■ Supplied information

━━━━━━━━

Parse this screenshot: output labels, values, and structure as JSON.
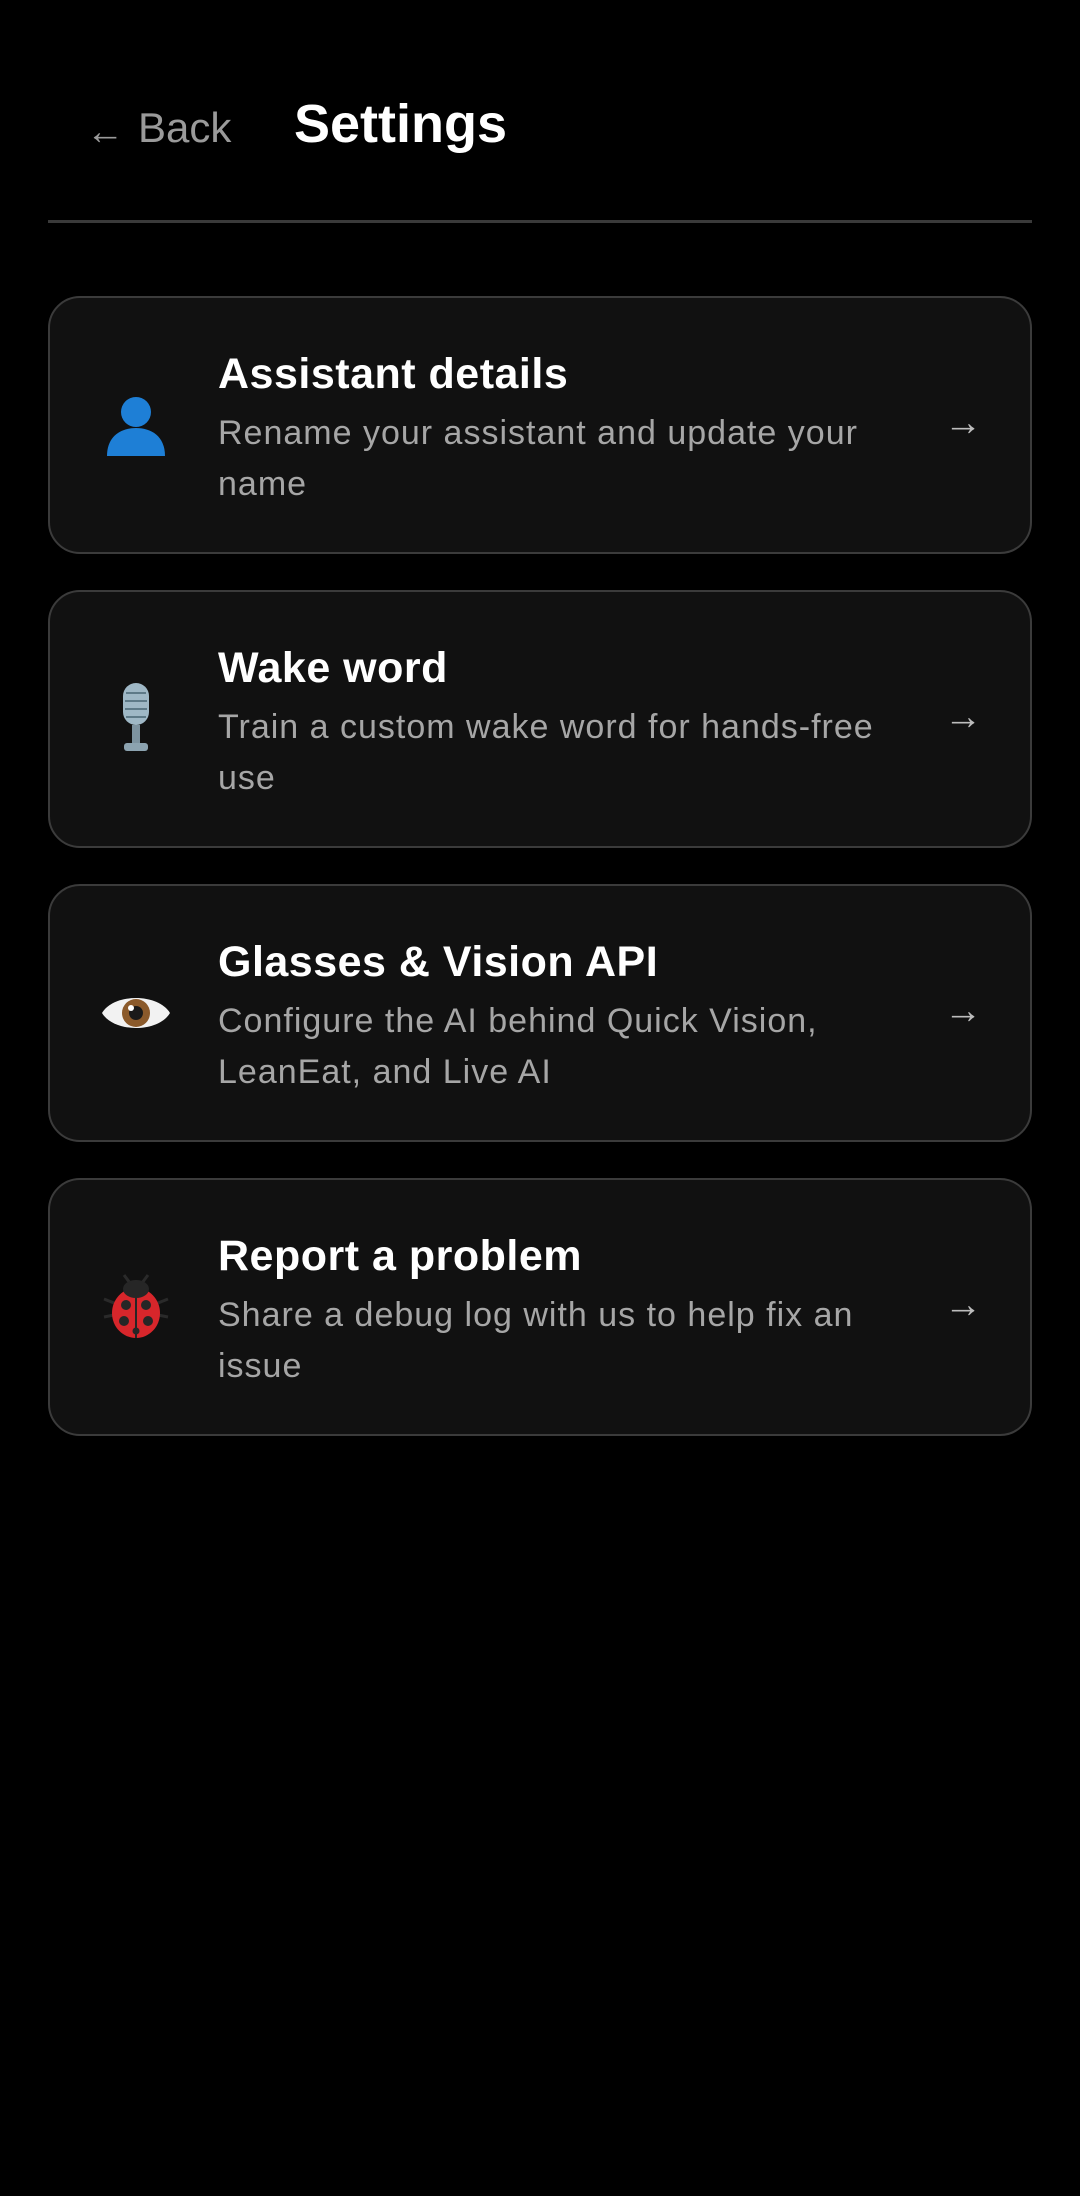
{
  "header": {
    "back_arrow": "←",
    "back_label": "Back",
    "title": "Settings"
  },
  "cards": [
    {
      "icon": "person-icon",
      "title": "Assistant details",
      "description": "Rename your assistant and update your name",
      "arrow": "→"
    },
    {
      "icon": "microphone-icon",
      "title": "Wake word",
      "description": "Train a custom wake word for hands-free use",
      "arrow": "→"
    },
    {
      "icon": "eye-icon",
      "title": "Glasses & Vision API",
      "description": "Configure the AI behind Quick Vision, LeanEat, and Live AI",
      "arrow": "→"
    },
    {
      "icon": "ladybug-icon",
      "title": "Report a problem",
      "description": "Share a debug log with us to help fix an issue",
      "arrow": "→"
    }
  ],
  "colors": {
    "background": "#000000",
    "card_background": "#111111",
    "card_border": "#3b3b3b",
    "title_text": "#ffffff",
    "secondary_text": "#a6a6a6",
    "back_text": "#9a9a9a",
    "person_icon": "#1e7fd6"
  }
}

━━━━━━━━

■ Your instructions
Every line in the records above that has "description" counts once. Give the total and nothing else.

■ Answer to this exercise
4